It is not always easy for a footballer to settle into new surroundings, particularly when they are moving to a country and culture that is alien to them. But as Sports Writer Steph Clark exclusively discovered, Newcastle United have helped make it easy for £10m man Papiss Cisse
WITH ten goals in his first nine games at Newcastle, Papiss Cisse is hardly short of confidence and inspiration.
So there is something quite ironic that there lying on a table in the new number nine's living room is a DVD of the film Goal, because the Senegal striker is already living in his very own fairytale.
The story of a talented footballer, who comes from nowhere to become a Newcastle United hero in the space of no time at all, bears some resemblance to the whirlwind start Cisse has enjoyed to his career on Tyneside.

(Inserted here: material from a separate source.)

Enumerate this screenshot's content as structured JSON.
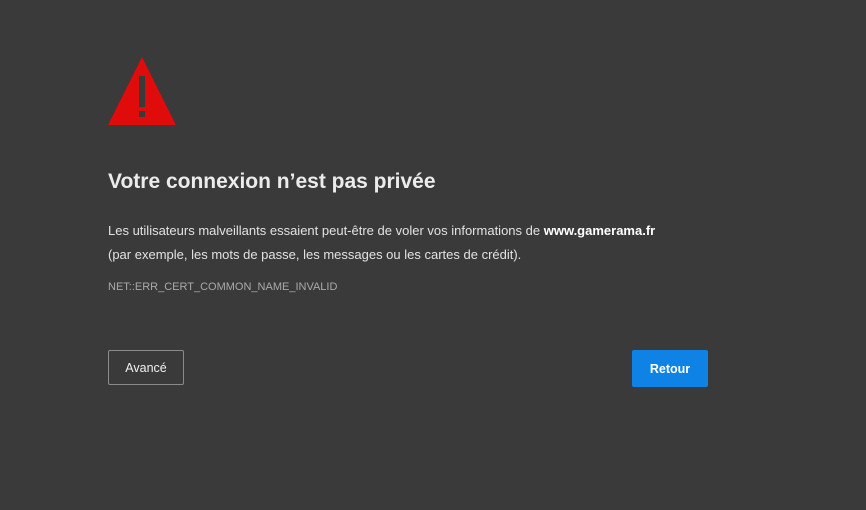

The 26-year-old has been nothing short of a revelation since signing for £10m in January. His already impressive goalscoring record has quickly catapulted him from new boy to fans' favourite.
His house, an appealing abode in the leafy suburbs of Newcastle, Cisse admits is far from finished and as he continues to furnish the place, there are some interesting items on show that have been collected during his career.

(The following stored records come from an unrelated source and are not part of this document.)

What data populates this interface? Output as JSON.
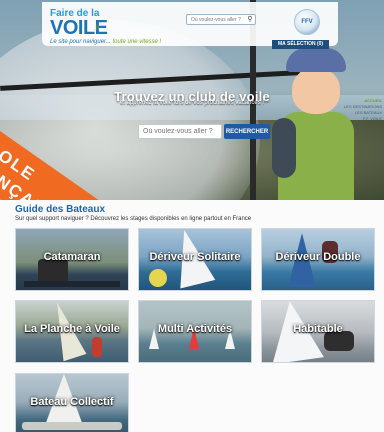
{
  "header": {
    "logo_line1": "Faire de la",
    "logo_line2": "VOILE",
    "logo_tld": ".fr",
    "tagline_part1": "Le site pour naviguer...",
    "tagline_part2": "toute une vitesse !",
    "search_placeholder": "Où voulez-vous aller ?",
    "search_icon": "magnifier-icon",
    "partner_logo_text": "FFV",
    "selection_tab": "MA SÉLECTION (0)"
  },
  "hero": {
    "title": "Trouvez un club de voile",
    "subtitle": "et apprenez la voile lors de vos prochaines vacances !",
    "banner_text": "ECOLE FRANÇAISE DE VOILE",
    "search_placeholder": "Où voulez-vous aller ?",
    "search_button": "RECHERCHER",
    "side_menu": [
      "ACCUEIL",
      "LES DESTINATIONS",
      "LES BATEAUX",
      "F.F. VOILE"
    ]
  },
  "guide": {
    "title": "Guide des Bateaux",
    "subtitle": "Sur quel support naviguer ? Découvrez les stages disponibles en ligne partout en France",
    "tiles": [
      {
        "label": "Catamaran"
      },
      {
        "label": "Dériveur Solitaire"
      },
      {
        "label": "Dériveur Double"
      },
      {
        "label": "La Planche à Voile"
      },
      {
        "label": "Multi Activités"
      },
      {
        "label": "Habitable"
      },
      {
        "label": "Bateau Collectif"
      }
    ]
  },
  "colors": {
    "brand_blue": "#1f73b5",
    "brand_green": "#7aa623",
    "banner_orange": "#f06a21",
    "button_blue": "#1f5aa2",
    "guide_title": "#2066a8"
  }
}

A canvas colour portrait of the striker celebrating during his Freiburg days is on show, while a trophy he received at the end of the 2010-11 season for being the Bundesliga's top scorer with 22 goals, is a reminder of his undeniable talent.
But while Cisse openly admits he is still settling in to life in the North-East, there is no inclination from the 26-year-old that the battle to adapt to his new surroundings is affecting him. Of course, his on-field impact has helped the transition seem all the more easy, but from spending time with the Senegal man, it's clear he is having no problems adjusting to Tyneside life.

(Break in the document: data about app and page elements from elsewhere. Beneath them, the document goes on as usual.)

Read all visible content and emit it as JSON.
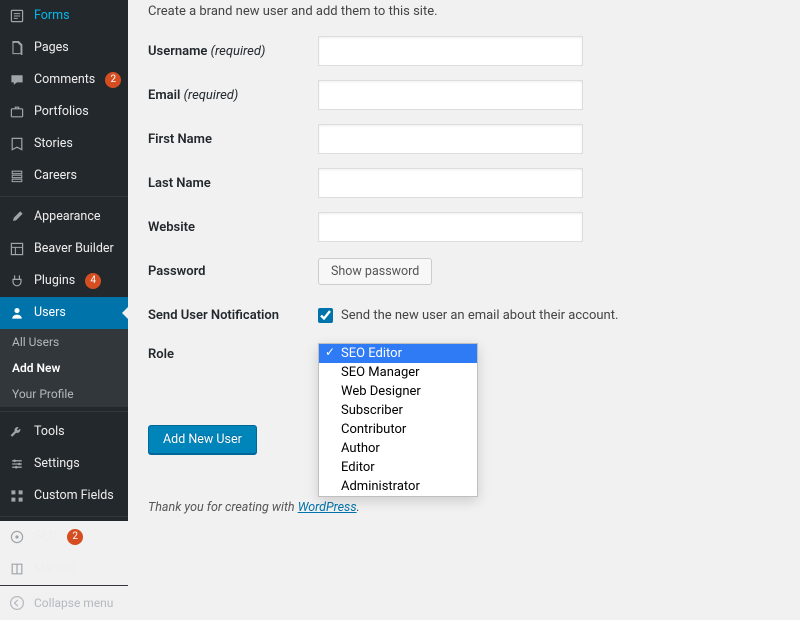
{
  "sidebar": {
    "items": [
      {
        "label": "Forms",
        "icon": "form",
        "badge": null
      },
      {
        "label": "Pages",
        "icon": "page",
        "badge": null
      },
      {
        "label": "Comments",
        "icon": "comment",
        "badge": "2"
      },
      {
        "label": "Portfolios",
        "icon": "portfolio",
        "badge": null
      },
      {
        "label": "Stories",
        "icon": "story",
        "badge": null
      },
      {
        "label": "Careers",
        "icon": "career",
        "badge": null
      },
      {
        "label": "Appearance",
        "icon": "brush",
        "badge": null,
        "sepBefore": true
      },
      {
        "label": "Beaver Builder",
        "icon": "layout",
        "badge": null
      },
      {
        "label": "Plugins",
        "icon": "plug",
        "badge": "4"
      },
      {
        "label": "Users",
        "icon": "user",
        "badge": null,
        "active": true,
        "submenu": [
          {
            "label": "All Users",
            "current": false
          },
          {
            "label": "Add New",
            "current": true
          },
          {
            "label": "Your Profile",
            "current": false
          }
        ]
      },
      {
        "label": "Tools",
        "icon": "wrench",
        "badge": null
      },
      {
        "label": "Settings",
        "icon": "sliders",
        "badge": null
      },
      {
        "label": "Custom Fields",
        "icon": "grid",
        "badge": null
      },
      {
        "label": "SEO",
        "icon": "seo",
        "badge": "2",
        "sepBefore": true
      },
      {
        "label": "Manual",
        "icon": "book",
        "badge": null
      }
    ],
    "collapse_label": "Collapse menu"
  },
  "main": {
    "intro": "Create a brand new user and add them to this site.",
    "fields": {
      "username_label": "Username",
      "required_suffix": "(required)",
      "email_label": "Email",
      "firstname_label": "First Name",
      "lastname_label": "Last Name",
      "website_label": "Website",
      "password_label": "Password",
      "show_password": "Show password",
      "notify_label": "Send User Notification",
      "notify_text": "Send the new user an email about their account.",
      "notify_checked": true,
      "role_label": "Role"
    },
    "role_options": [
      "SEO Editor",
      "SEO Manager",
      "Web Designer",
      "Subscriber",
      "Contributor",
      "Author",
      "Editor",
      "Administrator"
    ],
    "role_selected_index": 0,
    "submit_label": "Add New User",
    "footer_pre": "Thank you for creating with ",
    "footer_link": "WordPress",
    "footer_post": "."
  }
}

Newly-formed organisation Elite Welfare Management (EWM) is working to ensure clubs are offering sufficient support to players moving, both domestically and from abroad.
Some employers are yet to recognise the importance of such support, but they only have to look at Newcastle to see what can happen.
It seems the careful attention Alan Pardew and his staff have paid to their new number nine is paying dividends, and Cisse's transition into English life has translated onto the pitch.
Suggestions have surfaced that the former Freiburg man is finding it hard to adjust, but Cisse reveals the extent to which Newcastle have gone to ensure he is happy.
"It's been great so far, it's mainly because I've had a lot of support from the coach and the club. They have done a lot to help me settle into life here and I'm thankful for that," he said.
"They have helped me adapt to life here and helped me settle in the city. They have guided and directed me to what is best and put some good people around me to help.
"It's very important clubs help players adapt to life in a new country. It can be difficult coming to a place you are unfamiliar with and with a language you don't speak and a culture you are not used to.
"There are a lot of things you never get used to no matter how long you live somewhere, so it is really important a club helps a player to settle, especially if they want them to do well at the club. It avoids any repercussions with my development on the pitch.
"There isn't always enough help in football. Some things a club can't really help with, but Newcastle have helped as much as they can and now it's down to me to repay them for that and prove why they spent a lot of money to bring me here from Germany."
Cisse is yet to bring his family to the North-East, but he is looking forward to the day they can watch him walk out at St James' Park.
Until then, the Dakar-born striker has some adopted family members to help him along.
The 26-year-old has already struck up a strong bond with fellow countryman Demba Ba and the 16-goal striker has played a big part in Cisse's settlement.
"The main thing I am missing is my family. I left them behind and I've had to live abroad by myself for a few years now, but that's what comes with my job and if I do well that will make them happy," he said.
"I have to adapt to this lifestyle, because I have a long way to go and I want to prove myself at Newcastle.
"It has helped having Demba here, especially at the African Cup of Nations, because he was telling me all about Newcastle and what it's like here. He told me all good things about Newcastle and everything he said has been right, about the club, the fans, everything. That's why I'm enjoying being here.
"It is sometimes difficult to communicate with the manager and the players, but I have Demba to help with that and I'm also taking English lessons."
It's the little things Newcastle have done to help Cisse settle for which he is most thankful. The club ensure he goes to English lessons at the city's university, and have held an African-theme day at their training base in Benton. The training ground's chef has even occasionally served up Senegalese dish Yassa.
Having an abundance of French-speaking players on Tyneside has been a help, but the support from the fans has also had an impact on Cisse, so much so that he paid one youngster a surprise visit after receiving a 'Welcome to Newcastle' card from him.
So what about the DVD? Cisse's Newcastle story might be in its opening chapters, but already the striker is well aware of the passion and emotion football evokes on Tyneside.
"I first watched it three or four years ago," he explained. "It's a good film and a good story. So when I came to Newcastle I thought I would watch it again."